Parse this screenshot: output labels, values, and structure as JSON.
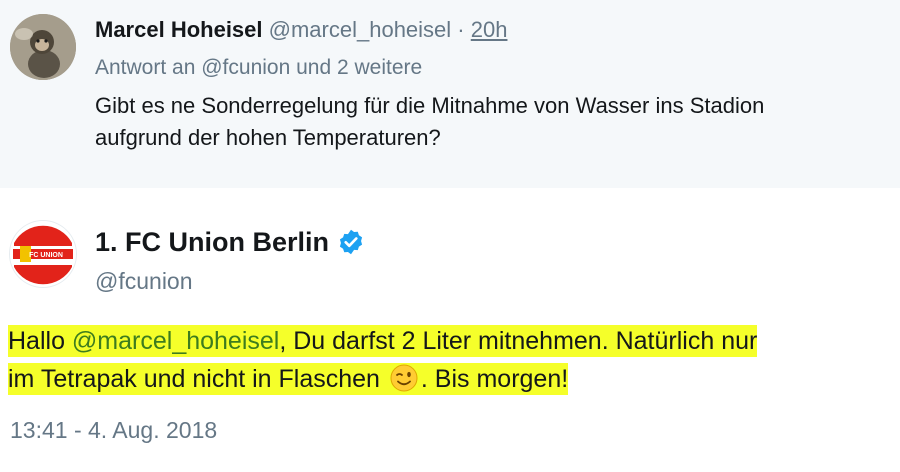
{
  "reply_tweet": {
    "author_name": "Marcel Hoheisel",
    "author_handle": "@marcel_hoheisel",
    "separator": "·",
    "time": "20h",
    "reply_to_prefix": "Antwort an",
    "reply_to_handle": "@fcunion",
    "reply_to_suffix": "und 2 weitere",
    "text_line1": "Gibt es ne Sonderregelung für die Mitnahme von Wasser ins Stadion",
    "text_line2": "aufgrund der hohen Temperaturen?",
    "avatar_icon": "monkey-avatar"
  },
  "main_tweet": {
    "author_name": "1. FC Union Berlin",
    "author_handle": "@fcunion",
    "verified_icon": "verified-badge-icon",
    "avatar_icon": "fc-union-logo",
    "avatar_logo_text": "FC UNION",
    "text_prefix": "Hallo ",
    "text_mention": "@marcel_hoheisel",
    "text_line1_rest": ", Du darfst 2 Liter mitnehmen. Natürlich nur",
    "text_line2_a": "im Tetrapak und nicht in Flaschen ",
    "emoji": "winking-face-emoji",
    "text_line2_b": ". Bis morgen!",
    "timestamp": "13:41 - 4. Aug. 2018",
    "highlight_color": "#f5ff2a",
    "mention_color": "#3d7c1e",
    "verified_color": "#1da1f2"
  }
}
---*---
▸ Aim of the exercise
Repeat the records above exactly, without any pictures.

▸ Task output
Parse this screenshot: output labels, values, and structure as JSON.
{
  "reply_tweet": {
    "author_name": "Marcel Hoheisel",
    "author_handle": "@marcel_hoheisel",
    "separator": "·",
    "time": "20h",
    "reply_to_prefix": "Antwort an",
    "reply_to_handle": "@fcunion",
    "reply_to_suffix": "und 2 weitere",
    "text_line1": "Gibt es ne Sonderregelung für die Mitnahme von Wasser ins Stadion",
    "text_line2": "aufgrund der hohen Temperaturen?",
    "avatar_icon": "monkey-avatar"
  },
  "main_tweet": {
    "author_name": "1. FC Union Berlin",
    "author_handle": "@fcunion",
    "verified_icon": "verified-badge-icon",
    "avatar_icon": "fc-union-logo",
    "avatar_logo_text": "FC UNION",
    "text_prefix": "Hallo ",
    "text_mention": "@marcel_hoheisel",
    "text_line1_rest": ", Du darfst 2 Liter mitnehmen. Natürlich nur",
    "text_line2_a": "im Tetrapak und nicht in Flaschen ",
    "emoji": "winking-face-emoji",
    "text_line2_b": ". Bis morgen!",
    "timestamp": "13:41 - 4. Aug. 2018",
    "highlight_color": "#f5ff2a",
    "mention_color": "#3d7c1e",
    "verified_color": "#1da1f2"
  }
}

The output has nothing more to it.